her death of cold out on a night like this.

It was past twelve and time for bed. Lucinda heard the clock at
the bottom of the stairs chime the quarter-hour. Mrs Saltire would be asleep by
now, tucked up with her laudanum, and Stacey, whom Lucinda had caught reading
Ivanhoe
earlier in the day, was probably dreaming of romantic heroes, not creeping out
into the grounds of Kestrel Court to meet one.

Nothing ever happens here…

Lucinda put up a hand to pull the curtains shut, then paused as
the flicker of movement caught her eye again. A man on horseback was riding
very slowly down the track that bordered the gardens of Kestrel Court. Lucinda
could see his outline in the moonlight. It looked disturbingly like Mr Chance,
on the raking bay mare upon which he had caught Stacey’s eye in the first
place.

A floorboard creaked on the landing, and then there was the sound
of a step on the stair. With a sharp sigh Lucinda snatched her cloak from the
chairback where she had left it earlier, and flung it about her shoulders. She
grabbed the candle from beside her bed, and hurried out into the corridor. It
was not the first time that her role as governess had involved her in
counselling against an improvident love affair. She did not want Stacey to ruin
herself in a foolish elopement and then rue it for the rest of her days when
the love was gone and there was no money on which to live.

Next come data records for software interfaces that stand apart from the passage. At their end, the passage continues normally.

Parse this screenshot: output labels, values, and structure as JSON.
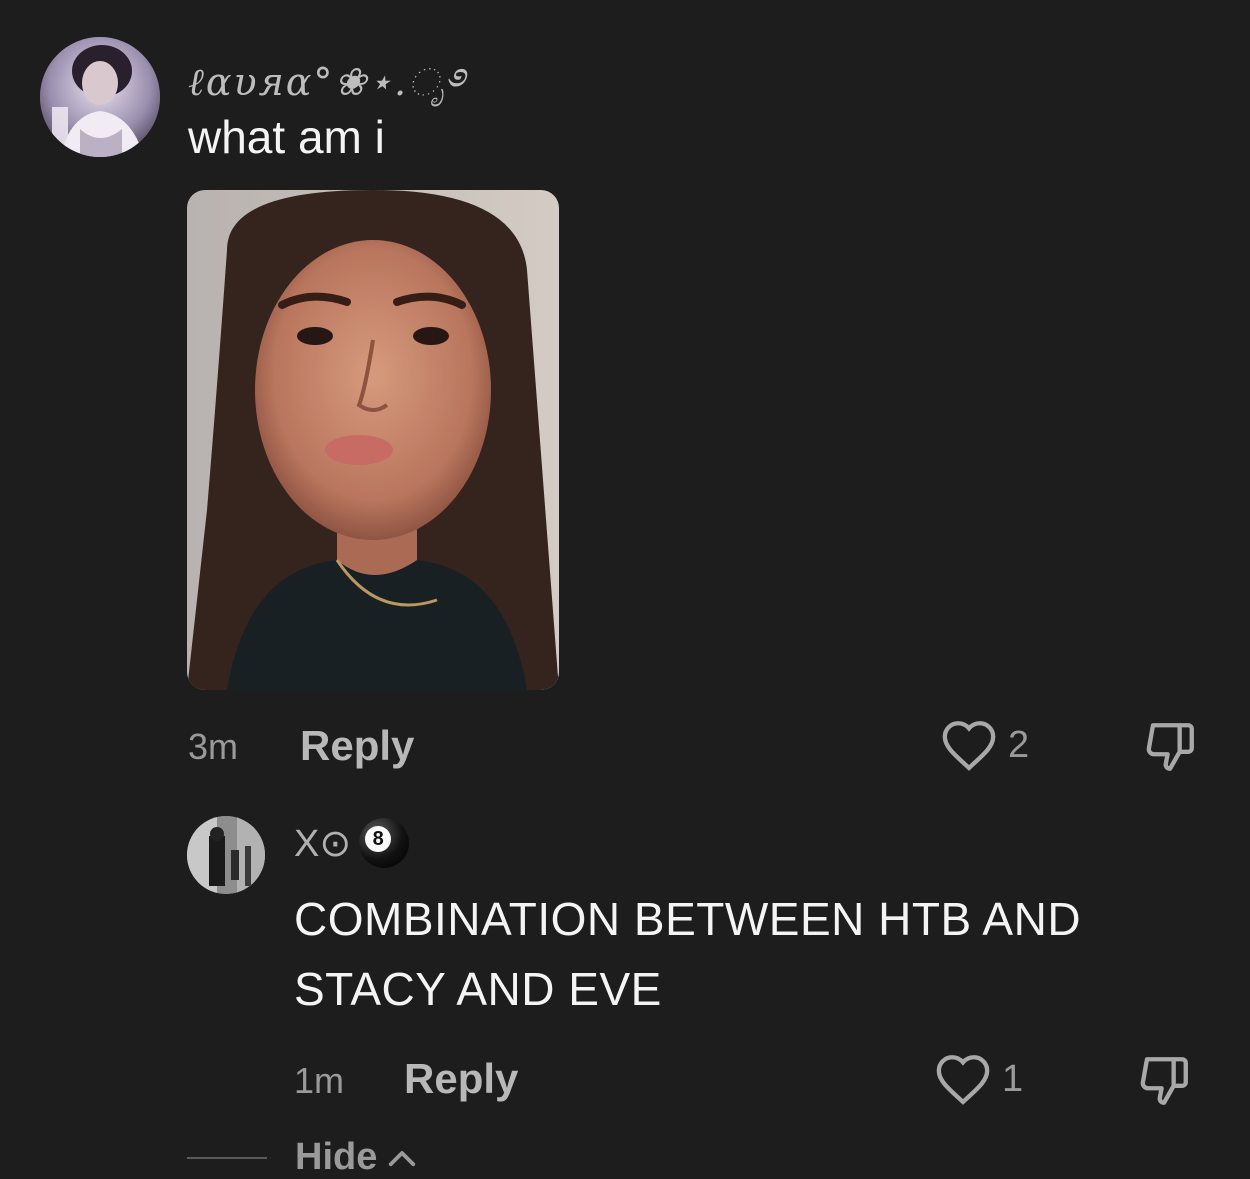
{
  "main_comment": {
    "username": "ℓαυяα°❀⋆.ೃ࿔",
    "text": "what am i",
    "time": "3m",
    "reply_label": "Reply",
    "likes": "2"
  },
  "reply_comment": {
    "username": "X⊙",
    "username_badge": "8",
    "text": "COMBINATION BETWEEN HTB AND STACY AND EVE",
    "time": "1m",
    "reply_label": "Reply",
    "likes": "1"
  },
  "thread": {
    "hide_label": "Hide"
  },
  "icons": {
    "like": "heart-outline-icon",
    "dislike": "thumbs-down-icon",
    "collapse": "chevron-up-icon"
  },
  "colors": {
    "background": "#1d1d1d",
    "text_primary": "#f4f4f4",
    "text_secondary": "#9a9a9a"
  }
}
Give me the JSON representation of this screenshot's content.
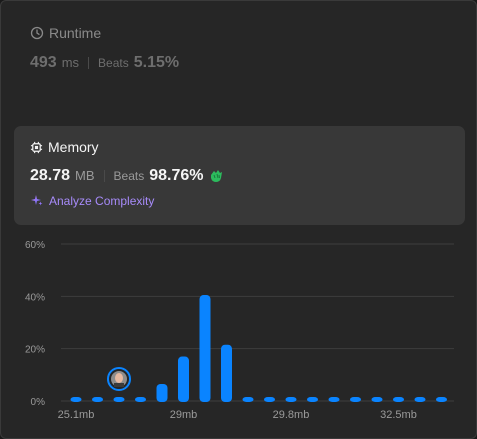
{
  "runtime": {
    "title": "Runtime",
    "value": "493",
    "unit": "ms",
    "beats_label": "Beats",
    "beats_value": "5.15%"
  },
  "memory": {
    "title": "Memory",
    "value": "28.78",
    "unit": "MB",
    "beats_label": "Beats",
    "beats_value": "98.76%",
    "analyze_label": "Analyze Complexity"
  },
  "colors": {
    "bar": "#0a84ff",
    "grid": "#3e3e3e",
    "axis_text": "#9a9a9a",
    "accent_purple": "#a78bfa",
    "clap_green": "#2cbb5d"
  },
  "icons": {
    "runtime": "clock-icon",
    "memory": "chip-icon",
    "analyze": "sparkle-icon",
    "beats": "clap-icon"
  },
  "chart_data": {
    "type": "bar",
    "y_ticks": [
      "60%",
      "40%",
      "20%",
      "0%"
    ],
    "ylim": [
      0,
      60
    ],
    "x_tick_labels": [
      "25.1mb",
      "29mb",
      "29.8mb",
      "32.5mb"
    ],
    "x_tick_positions": [
      0,
      5,
      10,
      15
    ],
    "values": [
      1.2,
      1.2,
      1.2,
      1.2,
      6.5,
      17,
      40.5,
      21.5,
      1.2,
      1.2,
      1.2,
      1.2,
      1.2,
      1.2,
      1.2,
      1.2,
      1.2,
      1.2
    ],
    "marker_index": 2,
    "grid": true
  }
}
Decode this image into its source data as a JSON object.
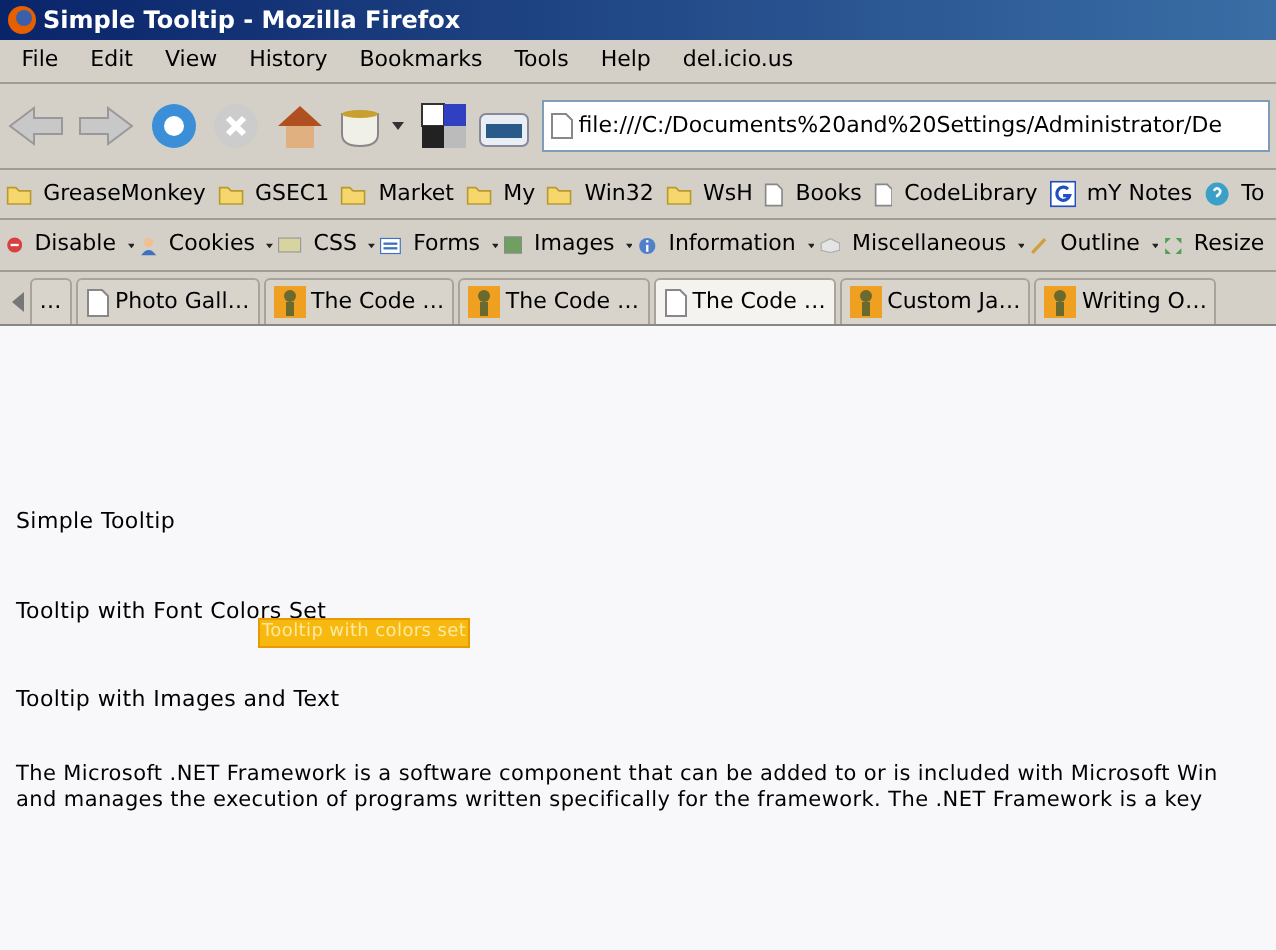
{
  "window": {
    "title": "Simple Tooltip - Mozilla Firefox"
  },
  "menu": [
    "File",
    "Edit",
    "View",
    "History",
    "Bookmarks",
    "Tools",
    "Help",
    "del.icio.us"
  ],
  "address": {
    "value": "file:///C:/Documents%20and%20Settings/Administrator/De"
  },
  "bookmarks": [
    {
      "kind": "folder",
      "label": "GreaseMonkey"
    },
    {
      "kind": "folder",
      "label": "GSEC1"
    },
    {
      "kind": "folder",
      "label": "Market"
    },
    {
      "kind": "folder",
      "label": "My"
    },
    {
      "kind": "folder",
      "label": "Win32"
    },
    {
      "kind": "folder",
      "label": "WsH"
    },
    {
      "kind": "page",
      "label": "Books"
    },
    {
      "kind": "page",
      "label": "CodeLibrary"
    },
    {
      "kind": "google",
      "label": "mY Notes"
    },
    {
      "kind": "help",
      "label": "To"
    }
  ],
  "dev_toolbar": [
    {
      "kind": "disable",
      "label": "Disable"
    },
    {
      "kind": "cookies",
      "label": "Cookies"
    },
    {
      "kind": "css",
      "label": "CSS"
    },
    {
      "kind": "forms",
      "label": "Forms"
    },
    {
      "kind": "images",
      "label": "Images"
    },
    {
      "kind": "info",
      "label": "Information"
    },
    {
      "kind": "misc",
      "label": "Miscellaneous"
    },
    {
      "kind": "outline",
      "label": "Outline"
    },
    {
      "kind": "resize",
      "label": "Resize"
    }
  ],
  "tabs": [
    {
      "kind": "none",
      "label": "…",
      "selected": false
    },
    {
      "kind": "page",
      "label": "Photo Gall…",
      "selected": false
    },
    {
      "kind": "bot",
      "label": "The Code …",
      "selected": false
    },
    {
      "kind": "bot",
      "label": "The Code …",
      "selected": false
    },
    {
      "kind": "page",
      "label": "The Code …",
      "selected": true
    },
    {
      "kind": "bot",
      "label": "Custom Ja…",
      "selected": false
    },
    {
      "kind": "bot",
      "label": "Writing O…",
      "selected": false
    }
  ],
  "content": {
    "headings": [
      "Simple Tooltip",
      "Tooltip with Font Colors Set",
      "Tooltip with Images and Text"
    ],
    "tooltip": {
      "text": "Tooltip with colors set"
    },
    "paragraph_lines": [
      "The Microsoft .NET Framework is a software component that can be added to or is included with Microsoft Win",
      "and manages the execution of programs written specifically for the framework. The .NET Framework is a key"
    ]
  }
}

BOOK: Nicola Cornick, Margaret McPhee, et al
6.95Mb size Format: txt, pdf, ePub
ads

Other books

Her Only Desire by Gaelen Foley
The Lost Library: Gay Fiction Rediscovered by Tom Cardamone, Christopher Bram, Michael Graves, Jameson Currier, Larry Duplechan, Sean Meriwether, Wayne Courtois, Andy Quan, Michael Bronski, Philip Gambone
In All Deep Places by Susan Meissner
Inked Magic by Jory Strong
Date with a Dead Man by Brett Halliday
Wanted: Devil Dogs MC by Evelyn Glass
Mourning In Miniature by Margaret Grace
The Tortilla Curtain by T.C. Boyle
Intentions of the Earl by Rose Gordon
Forever Yours by Rita Bradshaw